Wednesday, January 6, 2010

Birthday confusion

And boy howdy, he’s funny these days. Between the things that come out of his mouth and the funny expressions he makes with his face, he has me constantly cracking up. The day before his birthday, the conversation went something like this:
A: “Guess what, buddy? Tomorrow is your birthday!”
C: insert dramatic surprised/excited gasp and raised eyebrow expression
A: “What would you like to do in the morning? Maybe we could go get muffins and you could blow out candles? Does that sound like fun?”
C: “NO. Eat cake”.
And there you have it. You just never really have to guess what Cbug is thinking. He’ll let you know. Short. Sweet. To the point.

I really can not believe that my sweet boy is 2. Funny thing about, though…he is convinced he is three. KJ turned three on his birthday, so why wouldn’t C turn 3 on his? Every time I ask him how old he is, the conversation goes something like this…
A: “Cbug, How old are you?”
C: “I FREEEEE” (3)
A: “No, silly. You are two.”
C: “No, you two”
A: “No, mommy’s not two. You are two”
C: “No, you two. I free. Dat funny.” (erupting in fake laughter)
And then I walk away.

That wasn’t the only drama on Cbug’s birthday, though. We also had to convince big brother that we actually did NOT celebrate without him. When KJ woke up on January 3rd we told him. "GUESS WHAT? Cbug is not 1 anymore, he is two now." And KJ, with lip quivering and tears welling in his eyes asked “He turned two while I was asleep? Did he blow out the candles? Did he eat cake? Did he open presents?” So then we had to explain that on the day of your birthday, you change ages…even if there hasn’t been a party yet. A tough concept for a 3-year-old who is already planning his 4th birthday party (in May). His party isn’t for another couple of weeks, but we had a great morning celebrating our Cbug with donuts, presents and even candles (then finally big brother was satisfied that C was officially two).

I can’t believe another year has passed.
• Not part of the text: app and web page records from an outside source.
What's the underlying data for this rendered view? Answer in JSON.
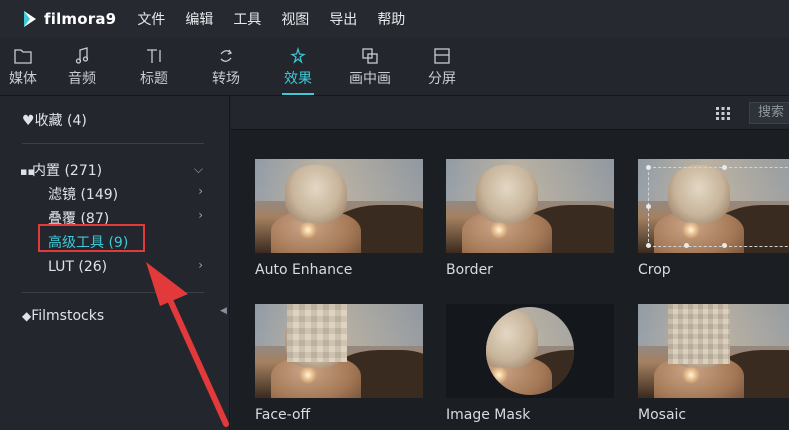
{
  "app": {
    "name": "filmora9"
  },
  "menu": [
    "文件",
    "编辑",
    "工具",
    "视图",
    "导出",
    "帮助"
  ],
  "toolbar": [
    {
      "label": "媒体",
      "icon": "folder-icon"
    },
    {
      "label": "音频",
      "icon": "music-note-icon"
    },
    {
      "label": "标题",
      "icon": "text-icon"
    },
    {
      "label": "转场",
      "icon": "transition-icon"
    },
    {
      "label": "效果",
      "icon": "effects-icon",
      "active": true
    },
    {
      "label": "画中画",
      "icon": "picture-in-picture-icon"
    },
    {
      "label": "分屏",
      "icon": "split-screen-icon"
    }
  ],
  "sidebar": {
    "favorites": "收藏 (4)",
    "builtin": "内置 (271)",
    "sub": [
      "滤镜 (149)",
      "叠覆 (87)",
      "高级工具 (9)",
      "LUT (26)"
    ],
    "filmstocks": "Filmstocks"
  },
  "search": {
    "placeholder": "搜索"
  },
  "effects": [
    "Auto Enhance",
    "Border",
    "Crop",
    "Face-off",
    "Image Mask",
    "Mosaic"
  ],
  "colors": {
    "accent": "#3ec9d6",
    "highlight": "#e23a3a"
  }
}
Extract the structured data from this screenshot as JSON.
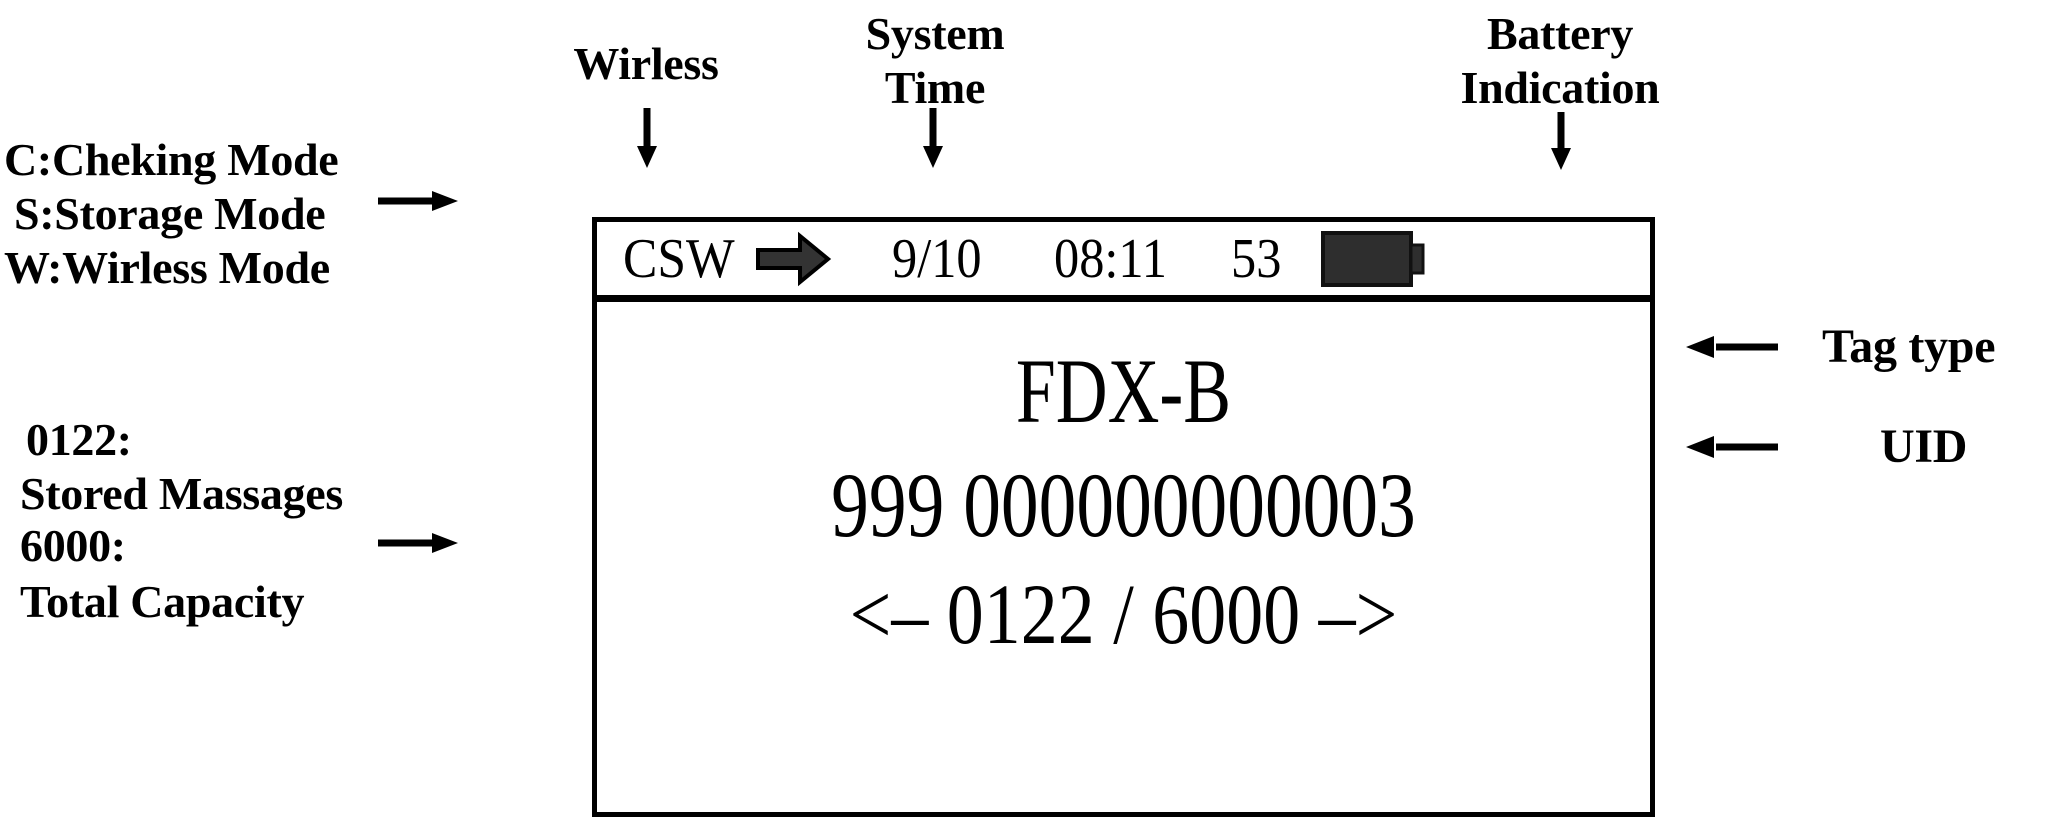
{
  "annotations": {
    "wireless": {
      "label": "Wirless",
      "icon": "down-arrow-icon"
    },
    "system_time": {
      "line1": "System",
      "line2": "Time",
      "icon": "down-arrow-icon"
    },
    "battery": {
      "line1": "Battery",
      "line2": "Indication",
      "icon": "down-arrow-icon"
    },
    "mode_legend": {
      "line1": "C:Cheking Mode",
      "line2": "S:Storage Mode",
      "line3": "W:Wirless Mode",
      "icon": "right-arrow-icon"
    },
    "stored_messages": {
      "line1": "0122:",
      "line2": "Stored Massages"
    },
    "total_capacity": {
      "line1": "6000:",
      "line2": "Total Capacity",
      "icon": "right-arrow-icon"
    },
    "tag_type": {
      "label": "Tag type",
      "icon": "left-arrow-icon"
    },
    "uid": {
      "label": "UID",
      "icon": "left-arrow-icon"
    }
  },
  "screen": {
    "status_bar": {
      "mode": "CSW",
      "wireless_icon": "solid-right-arrow-icon",
      "date": "9/10",
      "time": "08:11",
      "battery_percent": "53",
      "battery_icon": "battery-full-icon"
    },
    "tag_type": "FDX-B",
    "uid": "999 000000000003",
    "page_indicator": "<–  0122  / 6000  –>",
    "record_index": "0122",
    "record_total": "6000",
    "prev_arrow": "<–",
    "next_arrow": "–>"
  },
  "colors": {
    "ink": "#000000",
    "background": "#ffffff",
    "icon_fill": "#333333",
    "battery_fill": "#2e2e2e"
  }
}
I’m so thankful for this sweet boy!
*side note (in the last picture above, KJ has an, um...pained....expression. He was really just telling C to "pull harder" on the paper. His face cracks me up.
What a joy you are at 2 (or “free”)! You can captivate an entire room of people with your funny facial expressions, joy at the smallest delights or deep hearty laugh. You are such a busy boy yet very intentional. You move from one game to the next in your world of imagination and play. I love that I can walk around our house and tell where you have been by the perfectly straight row of toys you have organized or the puzzle you put back together. I also love that I can tell where you have been by the mess of crumbs or the tower you enjoyed building and knocking down. You can wrestle HARD with your brother then turn and run to your sister to give her kisses and tender snuggles. That just shows how you can be a completely crazy full of energy 2-year-old boy and also one of the sweetest, snuggliest and tender-hearted toddlers I’ve ever seen. I’ve never known anyone that could be so much of both! You love your siblings FIERCELY and that makes your Momma and Daddy so proud. We love that you help take care of Lou, bringing her toys, reading her books, speaking sweetly when she is upset. And we love that you look up to your brother, watching him play and trying to copy everything he does. In the same breath, you march to your own drum, blazing your own trail and creating new and different ways to do everything. You are creative and full of life. You are talking more and more these days and surprise us all the time with what you come up with to contribute to the family conversations! Most of all, though, we love that you are starting to participate in bed-time prayers and bible verses. Sweet Cbug, you are blessing to all of 4 of us and to so many others. We are so proud of the little boy that you are becoming and look forward to getting to continue this journey with you. When we pray for you we ask the Lord to grow in you these characteristics in a way that they will be used for His glory!

I love you so much, my sweet Snugglebug!